Exercise instructions ▸
Check each line of the data below for the word "сверху", then extract the ones that have it.

Record set ▸
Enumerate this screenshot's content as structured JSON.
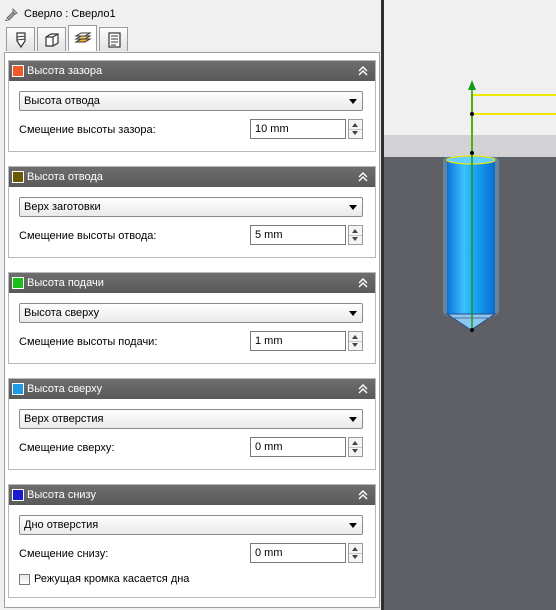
{
  "window": {
    "title": "Сверло : Сверло1"
  },
  "tabs": [
    {
      "icon": "drill-tool-icon"
    },
    {
      "icon": "stock-box-icon"
    },
    {
      "icon": "heights-icon",
      "active": true
    },
    {
      "icon": "notes-icon"
    }
  ],
  "sections": [
    {
      "title": "Высота зазора",
      "color": "#f05a28",
      "dropdown": "Высота отвода",
      "offset_label": "Смещение высоты зазора:",
      "offset_value": "10 mm"
    },
    {
      "title": "Высота отвода",
      "color": "#6b5a00",
      "dropdown": "Верх заготовки",
      "offset_label": "Смещение высоты отвода:",
      "offset_value": "5 mm"
    },
    {
      "title": "Высота подачи",
      "color": "#18c018",
      "dropdown": "Высота сверху",
      "offset_label": "Смещение высоты подачи:",
      "offset_value": "1 mm"
    },
    {
      "title": "Высота сверху",
      "color": "#1e9be8",
      "dropdown": "Верх отверстия",
      "offset_label": "Смещение сверху:",
      "offset_value": "0 mm"
    },
    {
      "title": "Высота снизу",
      "color": "#1a1ad0",
      "dropdown": "Дно отверстия",
      "offset_label": "Смещение снизу:",
      "offset_value": "0 mm",
      "checkbox_label": "Режущая кромка касается дна",
      "checkbox_checked": false
    }
  ],
  "viewport": {
    "stock_top_color": "#e8e8e8",
    "stock_side_color": "#5f6066",
    "tool_color": "#22a8ff",
    "path_color": "#f0e800",
    "axis_color": "#1a9a1a"
  }
}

Your solution ▸
      "dropdown": "Высота сверху",
      "title": "Высота сверху",
      "offset_label": "Смещение сверху:",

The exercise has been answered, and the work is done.